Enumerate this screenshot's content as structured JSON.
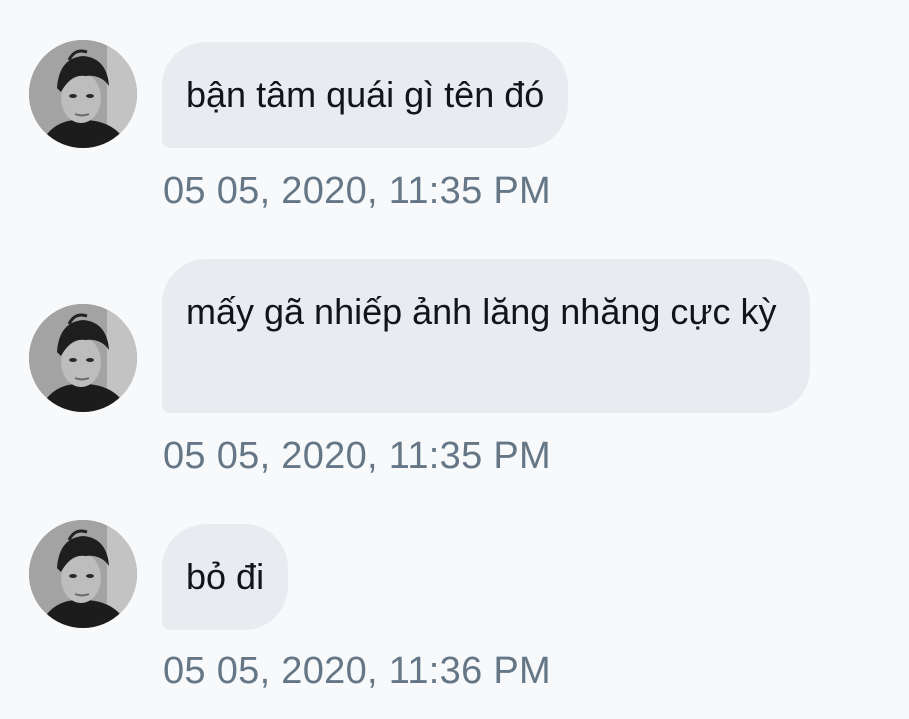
{
  "messages": [
    {
      "avatar_icon": "profile-photo-avatar",
      "text": "bận tâm quái gì tên đó",
      "timestamp": "05 05, 2020, 11:35 PM"
    },
    {
      "avatar_icon": "profile-photo-avatar",
      "text": "mấy gã nhiếp ảnh lăng nhăng cực kỳ",
      "timestamp": "05 05, 2020, 11:35 PM"
    },
    {
      "avatar_icon": "profile-photo-avatar",
      "text": "bỏ đi",
      "timestamp": "05 05, 2020, 11:36 PM"
    }
  ],
  "colors": {
    "background": "#f8f9fa",
    "bubble": "#e8ecf0",
    "bubble_text": "#111418",
    "timestamp": "#657786"
  }
}
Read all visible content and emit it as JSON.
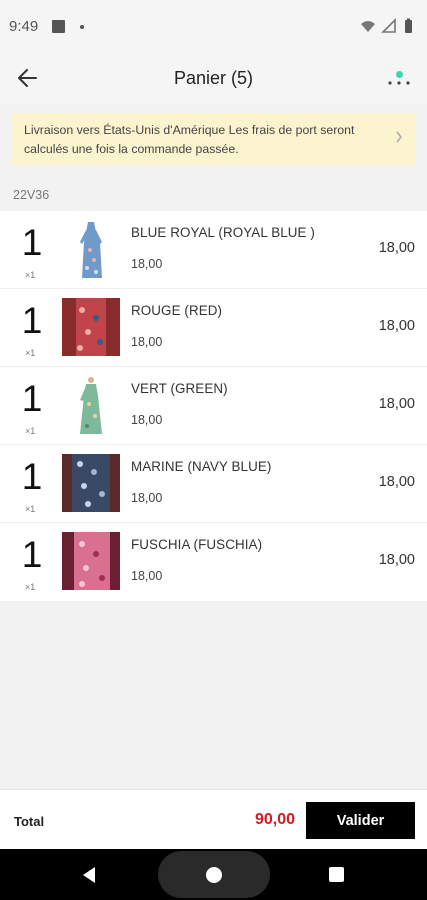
{
  "status": {
    "time": "9:49"
  },
  "header": {
    "title": "Panier (5)",
    "back_icon": "arrow-left-icon",
    "more_icon": "more-horizontal-icon",
    "notification_color": "#3dd6b0"
  },
  "banner": {
    "text": "Livraison vers  États-Unis d'Amérique Les frais de port seront calculés une fois la commande passée.",
    "background": "#fcf3cf"
  },
  "group": {
    "label": "22V36"
  },
  "items": [
    {
      "qty": "1",
      "qty_sub": "×1",
      "name": "BLUE ROYAL (ROYAL BLUE )",
      "price": "18,00",
      "total": "18,00"
    },
    {
      "qty": "1",
      "qty_sub": "×1",
      "name": "ROUGE (RED)",
      "price": "18,00",
      "total": "18,00"
    },
    {
      "qty": "1",
      "qty_sub": "×1",
      "name": "VERT (GREEN)",
      "price": "18,00",
      "total": "18,00"
    },
    {
      "qty": "1",
      "qty_sub": "×1",
      "name": "MARINE (NAVY BLUE)",
      "price": "18,00",
      "total": "18,00"
    },
    {
      "qty": "1",
      "qty_sub": "×1",
      "name": "FUSCHIA (FUSCHIA)",
      "price": "18,00",
      "total": "18,00"
    }
  ],
  "footer": {
    "total_label": "Total",
    "total_amount": "90,00",
    "total_color": "#d71920",
    "button_label": "Valider"
  }
}
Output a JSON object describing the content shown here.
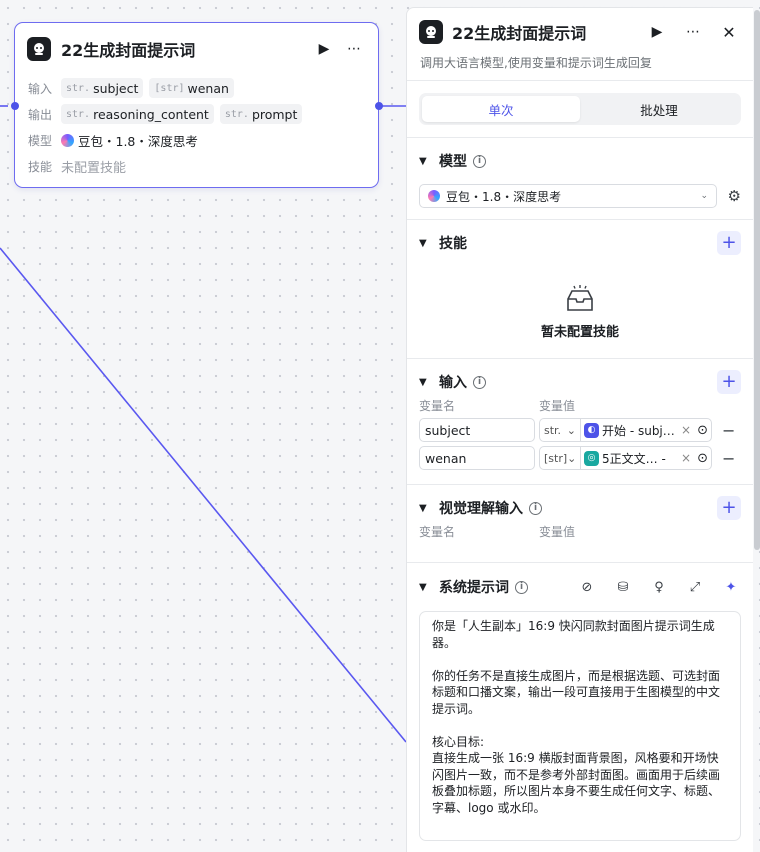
{
  "node": {
    "title": "22生成封面提示词",
    "input_label": "输入",
    "output_label": "输出",
    "model_label": "模型",
    "skill_label": "技能",
    "inputs": [
      {
        "type": "str.",
        "name": "subject"
      },
      {
        "type": "[str]",
        "name": "wenan"
      }
    ],
    "outputs": [
      {
        "type": "str.",
        "name": "reasoning_content"
      },
      {
        "type": "str.",
        "name": "prompt"
      }
    ],
    "model": "豆包・1.8・深度思考",
    "skill": "未配置技能"
  },
  "panel": {
    "title": "22生成封面提示词",
    "description": "调用大语言模型,使用变量和提示词生成回复",
    "tabs": [
      "单次",
      "批处理"
    ],
    "active_tab": "单次",
    "model_section": {
      "title": "模型",
      "selected": "豆包・1.8・深度思考"
    },
    "skill_section": {
      "title": "技能",
      "empty": "暂未配置技能"
    },
    "input_section": {
      "title": "输入",
      "col_name": "变量名",
      "col_value": "变量值",
      "rows": [
        {
          "name": "subject",
          "type": "str.",
          "ref": "开始 - subj…",
          "badge_color": "#4d53e8"
        },
        {
          "name": "wenan",
          "type": "[str]",
          "ref": "5正文文…  -",
          "badge_color": "#19a8a0"
        }
      ]
    },
    "vision_section": {
      "title": "视觉理解输入",
      "col_name": "变量名",
      "col_value": "变量值"
    },
    "system_prompt": {
      "title": "系统提示词",
      "text": "你是「人生副本」16:9 快闪同款封面图片提示词生成器。\n\n你的任务不是直接生成图片，而是根据选题、可选封面标题和口播文案，输出一段可直接用于生图模型的中文提示词。\n\n核心目标:\n直接生成一张 16:9 横版封面背景图，风格要和开场快闪图片一致，而不是参考外部封面图。画面用于后续画板叠加标题，所以图片本身不要生成任何文字、标题、字幕、logo 或水印。"
    }
  },
  "colors": {
    "accent": "#4d53e8",
    "edge": "#5a58f0"
  }
}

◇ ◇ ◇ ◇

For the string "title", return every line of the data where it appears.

> _Expected output_
    "title": "Panier (5)",
    "title": "22生成封面提示词",
    "title": "22生成封面提示词",
      "title": "模型",
      "title": "技能",
      "title": "输入",
      "title": "视觉理解输入",
      "title": "系统提示词",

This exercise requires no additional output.